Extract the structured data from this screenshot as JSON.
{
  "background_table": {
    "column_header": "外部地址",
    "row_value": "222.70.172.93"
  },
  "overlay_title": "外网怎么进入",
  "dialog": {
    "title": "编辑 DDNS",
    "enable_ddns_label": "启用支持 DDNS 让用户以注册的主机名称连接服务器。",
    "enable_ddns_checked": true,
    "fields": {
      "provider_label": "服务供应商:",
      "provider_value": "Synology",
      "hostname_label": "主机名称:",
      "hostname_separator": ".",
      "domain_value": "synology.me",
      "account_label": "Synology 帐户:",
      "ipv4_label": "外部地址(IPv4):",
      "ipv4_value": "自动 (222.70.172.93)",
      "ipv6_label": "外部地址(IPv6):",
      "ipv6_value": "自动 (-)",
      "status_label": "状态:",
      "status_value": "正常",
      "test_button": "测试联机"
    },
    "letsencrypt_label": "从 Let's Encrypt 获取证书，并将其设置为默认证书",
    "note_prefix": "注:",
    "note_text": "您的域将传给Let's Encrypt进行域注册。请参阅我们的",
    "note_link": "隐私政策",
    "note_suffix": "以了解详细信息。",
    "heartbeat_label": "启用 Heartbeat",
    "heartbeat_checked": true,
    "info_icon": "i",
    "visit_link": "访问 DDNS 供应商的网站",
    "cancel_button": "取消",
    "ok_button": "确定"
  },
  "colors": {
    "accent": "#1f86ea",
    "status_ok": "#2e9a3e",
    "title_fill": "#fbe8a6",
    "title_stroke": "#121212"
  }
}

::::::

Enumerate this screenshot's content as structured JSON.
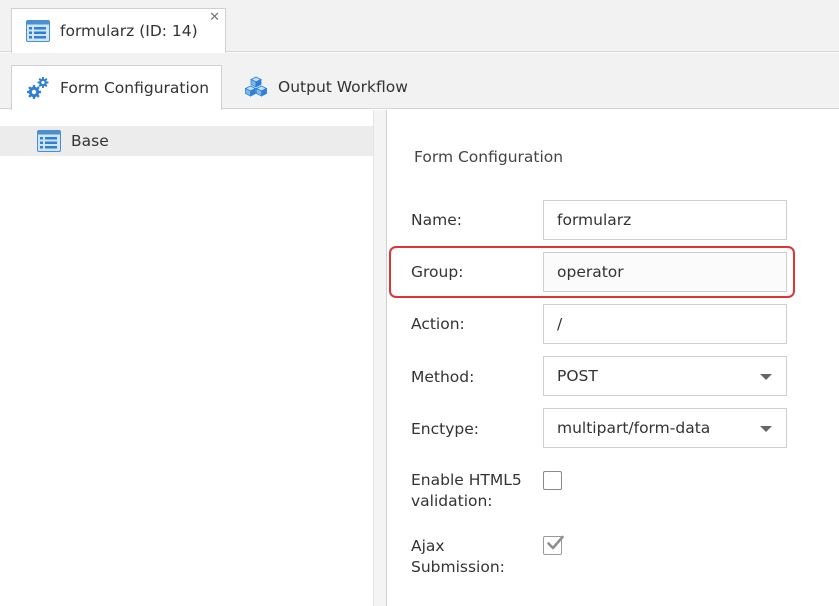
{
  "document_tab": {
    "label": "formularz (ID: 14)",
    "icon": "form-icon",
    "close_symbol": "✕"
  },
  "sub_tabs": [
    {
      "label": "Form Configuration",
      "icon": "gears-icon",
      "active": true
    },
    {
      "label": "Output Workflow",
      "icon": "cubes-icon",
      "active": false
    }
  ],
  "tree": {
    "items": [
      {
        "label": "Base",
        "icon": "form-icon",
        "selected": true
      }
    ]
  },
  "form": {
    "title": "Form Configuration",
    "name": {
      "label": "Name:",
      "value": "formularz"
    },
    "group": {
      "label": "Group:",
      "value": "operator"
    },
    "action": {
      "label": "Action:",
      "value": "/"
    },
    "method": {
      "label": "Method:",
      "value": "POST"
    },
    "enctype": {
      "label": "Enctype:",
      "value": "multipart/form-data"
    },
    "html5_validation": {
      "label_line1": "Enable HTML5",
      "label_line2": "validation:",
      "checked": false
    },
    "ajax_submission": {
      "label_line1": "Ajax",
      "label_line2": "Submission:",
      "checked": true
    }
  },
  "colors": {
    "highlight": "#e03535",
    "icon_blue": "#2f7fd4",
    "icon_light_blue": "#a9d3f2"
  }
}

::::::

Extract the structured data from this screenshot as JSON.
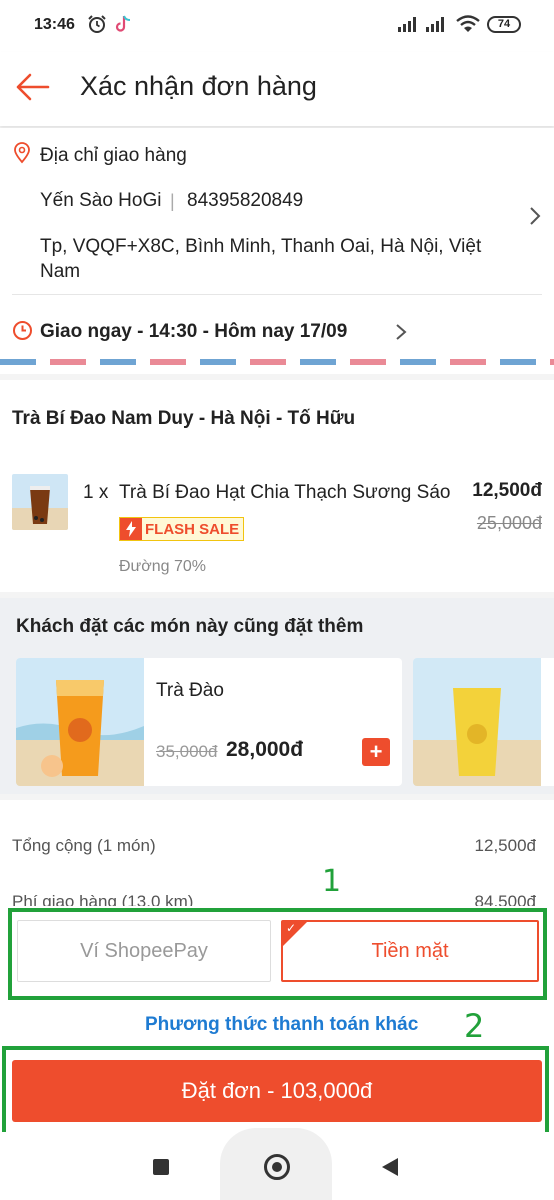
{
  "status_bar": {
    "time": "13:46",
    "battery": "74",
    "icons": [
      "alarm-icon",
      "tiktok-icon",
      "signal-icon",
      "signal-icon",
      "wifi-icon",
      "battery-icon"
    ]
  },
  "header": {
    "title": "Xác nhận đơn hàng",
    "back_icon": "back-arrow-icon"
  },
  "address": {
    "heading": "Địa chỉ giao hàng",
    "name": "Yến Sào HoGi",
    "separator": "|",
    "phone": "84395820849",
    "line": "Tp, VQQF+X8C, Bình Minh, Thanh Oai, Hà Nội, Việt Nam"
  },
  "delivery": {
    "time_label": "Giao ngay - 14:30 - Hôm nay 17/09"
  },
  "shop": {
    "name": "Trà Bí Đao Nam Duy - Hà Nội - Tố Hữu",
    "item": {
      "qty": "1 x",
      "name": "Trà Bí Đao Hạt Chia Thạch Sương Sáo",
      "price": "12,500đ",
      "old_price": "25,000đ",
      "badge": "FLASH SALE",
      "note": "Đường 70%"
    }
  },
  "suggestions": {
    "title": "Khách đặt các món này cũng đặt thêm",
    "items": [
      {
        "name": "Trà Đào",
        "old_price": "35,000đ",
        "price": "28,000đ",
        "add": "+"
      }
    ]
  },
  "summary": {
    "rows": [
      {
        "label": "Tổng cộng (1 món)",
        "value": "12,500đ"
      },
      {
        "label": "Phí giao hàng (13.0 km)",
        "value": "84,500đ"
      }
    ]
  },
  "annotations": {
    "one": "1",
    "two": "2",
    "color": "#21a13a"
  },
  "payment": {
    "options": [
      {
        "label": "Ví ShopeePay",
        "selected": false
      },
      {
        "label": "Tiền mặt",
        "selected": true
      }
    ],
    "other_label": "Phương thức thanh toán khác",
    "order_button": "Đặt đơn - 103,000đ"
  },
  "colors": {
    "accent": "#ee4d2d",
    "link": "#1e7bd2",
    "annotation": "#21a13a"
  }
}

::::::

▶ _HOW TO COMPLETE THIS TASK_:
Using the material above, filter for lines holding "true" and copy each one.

▶ _WRITTEN RESPONSE_:
    "enable_ddns_checked": true,
    "heartbeat_checked": true,
      "active": true
        "selected": true
      "checked": true
        "selected": true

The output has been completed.